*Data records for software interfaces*
--- START ---

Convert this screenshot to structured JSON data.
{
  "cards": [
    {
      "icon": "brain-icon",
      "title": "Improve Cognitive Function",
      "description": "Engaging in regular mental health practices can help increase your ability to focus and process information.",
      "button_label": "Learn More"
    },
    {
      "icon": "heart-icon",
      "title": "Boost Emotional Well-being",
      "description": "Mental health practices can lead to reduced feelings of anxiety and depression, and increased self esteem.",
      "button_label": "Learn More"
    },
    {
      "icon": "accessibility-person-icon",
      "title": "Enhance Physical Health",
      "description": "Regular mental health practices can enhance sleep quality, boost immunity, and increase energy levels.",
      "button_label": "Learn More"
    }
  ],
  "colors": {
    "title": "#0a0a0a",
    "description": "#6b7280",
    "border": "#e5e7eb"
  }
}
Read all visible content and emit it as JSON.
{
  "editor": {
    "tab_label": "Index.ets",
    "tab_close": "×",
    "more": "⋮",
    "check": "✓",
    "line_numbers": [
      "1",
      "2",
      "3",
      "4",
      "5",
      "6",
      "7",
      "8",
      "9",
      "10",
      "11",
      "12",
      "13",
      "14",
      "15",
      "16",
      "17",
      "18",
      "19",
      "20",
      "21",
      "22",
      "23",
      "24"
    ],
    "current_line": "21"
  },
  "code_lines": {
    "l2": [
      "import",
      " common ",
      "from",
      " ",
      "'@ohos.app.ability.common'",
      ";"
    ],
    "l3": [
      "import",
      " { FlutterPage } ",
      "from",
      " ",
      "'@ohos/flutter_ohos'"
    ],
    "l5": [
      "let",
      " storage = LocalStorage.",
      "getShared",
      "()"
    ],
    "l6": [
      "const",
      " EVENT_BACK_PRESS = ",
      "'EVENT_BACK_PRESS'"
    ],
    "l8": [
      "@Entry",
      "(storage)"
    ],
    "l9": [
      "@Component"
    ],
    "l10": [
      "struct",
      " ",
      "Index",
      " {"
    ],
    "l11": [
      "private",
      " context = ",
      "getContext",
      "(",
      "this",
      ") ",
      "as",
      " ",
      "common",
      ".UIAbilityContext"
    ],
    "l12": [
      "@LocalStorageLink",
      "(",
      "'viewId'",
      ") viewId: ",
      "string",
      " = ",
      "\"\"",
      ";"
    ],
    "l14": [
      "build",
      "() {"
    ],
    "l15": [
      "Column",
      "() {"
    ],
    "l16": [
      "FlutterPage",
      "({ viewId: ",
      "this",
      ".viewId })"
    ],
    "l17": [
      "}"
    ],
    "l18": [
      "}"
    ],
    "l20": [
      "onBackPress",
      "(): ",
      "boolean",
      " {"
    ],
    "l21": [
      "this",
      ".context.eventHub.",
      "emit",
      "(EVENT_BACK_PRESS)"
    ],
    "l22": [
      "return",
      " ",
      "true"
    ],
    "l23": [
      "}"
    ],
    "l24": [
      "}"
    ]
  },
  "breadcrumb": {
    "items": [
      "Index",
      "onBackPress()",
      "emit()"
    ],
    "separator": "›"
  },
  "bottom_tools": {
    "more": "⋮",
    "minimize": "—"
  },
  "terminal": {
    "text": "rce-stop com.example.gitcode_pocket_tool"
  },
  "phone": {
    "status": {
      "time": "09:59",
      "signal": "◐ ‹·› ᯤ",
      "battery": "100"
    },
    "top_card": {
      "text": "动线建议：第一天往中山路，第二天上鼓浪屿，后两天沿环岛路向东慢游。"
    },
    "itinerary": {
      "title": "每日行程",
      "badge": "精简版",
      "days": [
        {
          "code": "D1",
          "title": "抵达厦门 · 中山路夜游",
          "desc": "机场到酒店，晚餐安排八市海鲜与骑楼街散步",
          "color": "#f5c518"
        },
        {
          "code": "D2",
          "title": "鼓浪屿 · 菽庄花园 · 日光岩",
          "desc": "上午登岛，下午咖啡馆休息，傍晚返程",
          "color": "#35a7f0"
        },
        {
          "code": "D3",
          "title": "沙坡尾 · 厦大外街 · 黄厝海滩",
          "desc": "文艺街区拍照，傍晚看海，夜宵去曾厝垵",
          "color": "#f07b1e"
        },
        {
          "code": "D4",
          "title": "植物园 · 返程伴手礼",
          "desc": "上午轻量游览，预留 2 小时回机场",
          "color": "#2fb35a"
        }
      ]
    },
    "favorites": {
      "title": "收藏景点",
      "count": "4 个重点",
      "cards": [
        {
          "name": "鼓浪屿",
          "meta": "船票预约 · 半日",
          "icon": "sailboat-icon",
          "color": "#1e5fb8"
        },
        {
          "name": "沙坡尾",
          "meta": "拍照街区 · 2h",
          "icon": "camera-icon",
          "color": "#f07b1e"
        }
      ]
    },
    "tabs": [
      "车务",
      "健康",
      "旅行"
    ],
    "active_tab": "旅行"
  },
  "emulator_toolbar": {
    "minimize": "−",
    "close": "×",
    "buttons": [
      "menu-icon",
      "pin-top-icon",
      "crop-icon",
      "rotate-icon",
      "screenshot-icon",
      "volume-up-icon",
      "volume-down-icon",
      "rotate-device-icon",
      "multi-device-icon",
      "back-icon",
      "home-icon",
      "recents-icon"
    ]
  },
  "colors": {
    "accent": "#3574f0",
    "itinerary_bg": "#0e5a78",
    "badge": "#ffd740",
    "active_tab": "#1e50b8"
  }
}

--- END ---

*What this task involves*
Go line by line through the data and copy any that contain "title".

*Response box*
      "title": "Improve Cognitive Function",
      "title": "Boost Emotional Well-being",
      "title": "Enhance Physical Health",
    "title": "#0a0a0a",
      "title": "每日行程",
          "title": "抵达厦门 · 中山路夜游",
          "title": "鼓浪屿 · 菽庄花园 · 日光岩",
          "title": "沙坡尾 · 厦大外街 · 黄厝海滩",
          "title": "植物园 · 返程伴手礼",
      "title": "收藏景点",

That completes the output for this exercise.